Most importantly: No guy, and I mean no guy, should be getting married at 23 years old.
Especially when a relationship has only been going on for a few weeks or months.
That’s just crazy.
And I say that as a guy who got married when he was 25.
It’s just too young for guys to get married.
So rather than attack the girl he’s marrying I’d attack the idea of marriage at this age at all. That’s probably a more productive means of attacking his decision-making than by attacking the girl he’s planning to marry, which could end up just driving them closer together.
“I started dating this girl who was home from college this summer. I am 27 and sort of settled in our small town (about an hour from her university). She’s 20, a junior, and probably going to post grad somewhere in the Southeast within a couple hours of our hometown. She’s the total package, with big dreams, but wants to settle in or near our hometown. I want to keep seeing where this can go, but have reservations about dating a hottie in college whose going to be consistently a) in an environment that’s conducive to be unfaithful and b) juggling time management as both of our schedules are pretty full. It’s been a fun summer with her but we are entering “this is going to be a serious commitment” territory. I want it but I have concerns.
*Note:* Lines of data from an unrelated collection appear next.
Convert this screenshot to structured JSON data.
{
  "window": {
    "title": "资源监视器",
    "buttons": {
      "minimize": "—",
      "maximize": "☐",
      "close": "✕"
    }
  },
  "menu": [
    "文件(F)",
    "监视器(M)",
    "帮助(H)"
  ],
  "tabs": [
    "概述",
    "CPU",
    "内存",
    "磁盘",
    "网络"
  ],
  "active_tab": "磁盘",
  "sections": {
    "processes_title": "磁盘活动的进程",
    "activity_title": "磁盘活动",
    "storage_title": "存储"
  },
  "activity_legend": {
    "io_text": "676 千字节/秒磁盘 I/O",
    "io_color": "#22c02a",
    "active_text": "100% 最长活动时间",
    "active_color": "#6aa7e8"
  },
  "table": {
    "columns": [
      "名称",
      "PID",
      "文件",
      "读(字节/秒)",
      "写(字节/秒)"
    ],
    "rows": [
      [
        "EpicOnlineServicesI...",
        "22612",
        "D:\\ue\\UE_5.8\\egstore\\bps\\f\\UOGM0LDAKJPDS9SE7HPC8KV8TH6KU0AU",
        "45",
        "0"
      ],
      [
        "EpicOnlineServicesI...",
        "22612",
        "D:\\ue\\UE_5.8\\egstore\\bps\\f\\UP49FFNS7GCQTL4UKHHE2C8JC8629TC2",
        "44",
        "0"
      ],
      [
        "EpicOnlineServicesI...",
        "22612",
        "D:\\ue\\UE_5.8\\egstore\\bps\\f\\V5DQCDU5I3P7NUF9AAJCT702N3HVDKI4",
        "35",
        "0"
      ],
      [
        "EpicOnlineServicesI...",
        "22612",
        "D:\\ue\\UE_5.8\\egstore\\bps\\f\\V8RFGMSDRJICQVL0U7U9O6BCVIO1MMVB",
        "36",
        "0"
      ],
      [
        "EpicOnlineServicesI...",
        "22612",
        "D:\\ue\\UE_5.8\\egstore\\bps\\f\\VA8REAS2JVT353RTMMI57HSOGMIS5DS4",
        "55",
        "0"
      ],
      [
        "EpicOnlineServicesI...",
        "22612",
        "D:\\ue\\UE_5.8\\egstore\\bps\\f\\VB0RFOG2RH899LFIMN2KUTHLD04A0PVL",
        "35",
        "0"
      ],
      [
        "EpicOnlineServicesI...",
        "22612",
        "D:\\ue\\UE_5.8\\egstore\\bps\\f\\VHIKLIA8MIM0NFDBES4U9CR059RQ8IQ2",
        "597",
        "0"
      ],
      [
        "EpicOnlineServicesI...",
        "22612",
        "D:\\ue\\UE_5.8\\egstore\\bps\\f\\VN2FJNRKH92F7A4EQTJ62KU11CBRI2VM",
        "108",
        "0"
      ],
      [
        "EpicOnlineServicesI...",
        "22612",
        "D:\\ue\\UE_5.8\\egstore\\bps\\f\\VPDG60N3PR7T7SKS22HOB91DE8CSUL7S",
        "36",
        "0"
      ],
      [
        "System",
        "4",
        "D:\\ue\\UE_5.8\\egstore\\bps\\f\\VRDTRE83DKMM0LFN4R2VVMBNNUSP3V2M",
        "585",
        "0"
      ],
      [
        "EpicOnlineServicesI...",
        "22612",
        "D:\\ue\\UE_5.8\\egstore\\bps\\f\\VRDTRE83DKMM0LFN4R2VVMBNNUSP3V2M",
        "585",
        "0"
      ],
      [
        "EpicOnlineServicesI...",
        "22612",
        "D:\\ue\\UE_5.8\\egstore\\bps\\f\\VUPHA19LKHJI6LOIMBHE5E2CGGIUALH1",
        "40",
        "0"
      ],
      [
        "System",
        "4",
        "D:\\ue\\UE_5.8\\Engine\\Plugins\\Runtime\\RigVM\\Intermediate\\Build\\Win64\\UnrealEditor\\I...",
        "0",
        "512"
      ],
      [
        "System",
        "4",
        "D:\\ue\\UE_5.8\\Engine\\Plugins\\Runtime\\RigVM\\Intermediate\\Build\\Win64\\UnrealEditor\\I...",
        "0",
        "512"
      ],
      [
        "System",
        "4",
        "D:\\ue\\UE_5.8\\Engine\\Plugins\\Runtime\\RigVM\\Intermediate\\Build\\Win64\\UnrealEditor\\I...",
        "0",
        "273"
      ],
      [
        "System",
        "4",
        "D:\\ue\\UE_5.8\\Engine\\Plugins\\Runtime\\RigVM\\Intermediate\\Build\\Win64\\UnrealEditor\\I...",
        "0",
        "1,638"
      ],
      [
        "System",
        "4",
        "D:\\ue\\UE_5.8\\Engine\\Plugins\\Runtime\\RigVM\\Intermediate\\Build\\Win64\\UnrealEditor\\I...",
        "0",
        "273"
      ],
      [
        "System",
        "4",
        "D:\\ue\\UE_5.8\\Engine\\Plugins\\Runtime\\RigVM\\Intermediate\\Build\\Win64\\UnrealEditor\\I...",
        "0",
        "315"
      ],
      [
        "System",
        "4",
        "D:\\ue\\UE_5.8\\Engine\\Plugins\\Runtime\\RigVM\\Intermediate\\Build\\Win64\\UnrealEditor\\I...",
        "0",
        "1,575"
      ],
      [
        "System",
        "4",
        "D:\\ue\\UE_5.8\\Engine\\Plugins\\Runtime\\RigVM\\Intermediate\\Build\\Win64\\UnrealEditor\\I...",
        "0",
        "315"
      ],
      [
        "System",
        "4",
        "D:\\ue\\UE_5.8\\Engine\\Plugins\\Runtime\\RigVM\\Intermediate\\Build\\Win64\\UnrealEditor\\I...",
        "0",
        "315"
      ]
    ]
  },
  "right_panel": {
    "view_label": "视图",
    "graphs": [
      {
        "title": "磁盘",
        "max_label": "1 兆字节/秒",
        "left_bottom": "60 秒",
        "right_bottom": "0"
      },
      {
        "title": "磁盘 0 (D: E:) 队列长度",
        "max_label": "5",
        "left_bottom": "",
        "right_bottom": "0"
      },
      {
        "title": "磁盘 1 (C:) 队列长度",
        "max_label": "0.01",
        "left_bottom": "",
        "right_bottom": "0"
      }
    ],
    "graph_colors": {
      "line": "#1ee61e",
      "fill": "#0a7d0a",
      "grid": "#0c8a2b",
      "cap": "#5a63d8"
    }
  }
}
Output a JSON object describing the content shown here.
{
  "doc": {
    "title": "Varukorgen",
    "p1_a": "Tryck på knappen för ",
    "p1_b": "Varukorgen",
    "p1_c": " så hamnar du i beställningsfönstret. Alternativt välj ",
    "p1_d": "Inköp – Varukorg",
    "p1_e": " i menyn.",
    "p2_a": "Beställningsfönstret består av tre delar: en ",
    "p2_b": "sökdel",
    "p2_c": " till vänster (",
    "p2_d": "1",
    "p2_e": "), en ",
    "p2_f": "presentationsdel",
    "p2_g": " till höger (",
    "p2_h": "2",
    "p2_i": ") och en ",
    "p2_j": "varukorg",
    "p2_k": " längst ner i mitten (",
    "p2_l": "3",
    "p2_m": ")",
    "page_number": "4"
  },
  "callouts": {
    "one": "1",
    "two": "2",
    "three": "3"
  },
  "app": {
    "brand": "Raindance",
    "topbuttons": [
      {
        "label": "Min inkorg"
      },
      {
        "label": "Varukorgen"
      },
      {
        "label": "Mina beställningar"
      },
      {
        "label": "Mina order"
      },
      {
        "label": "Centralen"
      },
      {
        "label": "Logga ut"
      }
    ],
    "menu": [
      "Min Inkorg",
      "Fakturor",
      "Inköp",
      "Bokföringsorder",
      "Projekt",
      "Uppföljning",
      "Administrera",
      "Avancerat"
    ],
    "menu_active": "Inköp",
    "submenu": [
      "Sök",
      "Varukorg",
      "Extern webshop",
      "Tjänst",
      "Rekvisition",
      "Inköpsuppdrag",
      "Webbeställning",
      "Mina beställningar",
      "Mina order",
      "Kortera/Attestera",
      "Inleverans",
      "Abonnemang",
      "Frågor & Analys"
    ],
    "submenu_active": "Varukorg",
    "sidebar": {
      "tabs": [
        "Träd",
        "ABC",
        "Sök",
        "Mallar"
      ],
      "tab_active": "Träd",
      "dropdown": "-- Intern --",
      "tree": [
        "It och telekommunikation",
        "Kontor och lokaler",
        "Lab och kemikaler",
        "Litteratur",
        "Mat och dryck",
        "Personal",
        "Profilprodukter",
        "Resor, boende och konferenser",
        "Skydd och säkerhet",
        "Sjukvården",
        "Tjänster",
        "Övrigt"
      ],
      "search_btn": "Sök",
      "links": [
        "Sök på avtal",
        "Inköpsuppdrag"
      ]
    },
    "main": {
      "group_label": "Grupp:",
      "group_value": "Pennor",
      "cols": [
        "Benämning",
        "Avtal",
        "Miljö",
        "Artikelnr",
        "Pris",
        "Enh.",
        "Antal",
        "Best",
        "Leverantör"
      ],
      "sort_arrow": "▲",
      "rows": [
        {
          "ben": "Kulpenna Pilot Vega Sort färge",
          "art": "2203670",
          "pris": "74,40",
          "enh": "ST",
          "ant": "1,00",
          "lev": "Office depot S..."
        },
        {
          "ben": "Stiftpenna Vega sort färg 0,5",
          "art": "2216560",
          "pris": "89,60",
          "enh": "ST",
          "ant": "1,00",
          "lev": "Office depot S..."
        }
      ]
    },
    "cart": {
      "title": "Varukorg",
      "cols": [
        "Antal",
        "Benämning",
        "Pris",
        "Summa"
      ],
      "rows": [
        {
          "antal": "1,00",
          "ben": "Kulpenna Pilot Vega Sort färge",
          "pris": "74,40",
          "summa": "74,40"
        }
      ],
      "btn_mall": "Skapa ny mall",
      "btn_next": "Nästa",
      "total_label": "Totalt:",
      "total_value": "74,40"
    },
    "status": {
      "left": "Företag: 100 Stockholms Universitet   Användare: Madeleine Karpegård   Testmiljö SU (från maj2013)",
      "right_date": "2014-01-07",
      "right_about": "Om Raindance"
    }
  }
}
Is the risk worth the reward here?”
You guys have totally different lifestyles right now.
So if you’re going to date her you need to be honest with yourself — are you the kind of guy who can go to bed at 11 on a random Tuesday night knowing she might be out at the bar until three in the morning and you might have no idea how her night ends or what she decides to do? (Especially when you know that bar will be filled with college guys who are happy to hit on her and don’t care about her “old ass” boyfriend who lives in a different town.)
The college lifestyle is not very similar, at all, to the lifestyle you’ll be living.
As if that weren’t enough she’s got two more years in college and you’ll be approaching thirty when she graduates. As far as she and her friends are concerned you’re an old man. (Seriously, when you’re twenty someone who is close to thirty seems like a really old person. Remember, when you’re twenty you’re as close to ten years old as you are to thirty years old. That’s basic math, but when you think about it, it will blow your mind. For instance, I have my fifteen year law school reunion this fall and I just realized in the past month that at the age of 25, when I graduated law school, I was as close to ten years old as I was to forty. Forty seemed like super old at 25, now it seems like I barely blinked and fifteen years have passed. So it may seem to you like 20 and 27 are relatively close together, and they are if you were in your thirties or forties or fifties, but they aren’t very close together when you’re twenty. A couple of years seems like a lifetime when you’re her age.)
So my point here is that you guys aren’t that far apart in years, but your lifestyles are wildly divergent right now.
What’s more, you say she wants to go to grad school after she’s done with college and that’s ever farther away from where you live now. So what’s your best case scenario, to be in a long term relationship with a twenty year old until she eventually moves back to the town where you live in five years?
Is that really very realistic?
It seems pretty optimistic to me. Primarily because I think there’s a decent chance you know what you want in life, but a much smaller chance that she knows what she wants in life.
I focus less on age than I do on lifestyle when it comes to relationships.
And your lifestyles are very different right now, which create substantial obstacles for both of you in the months and years ahead.
Good luck, but I wouldn’t get too serious here if I were you. (Or her).
Send your anonymous mailbag questions to email@example.com, anonymity guaranteed.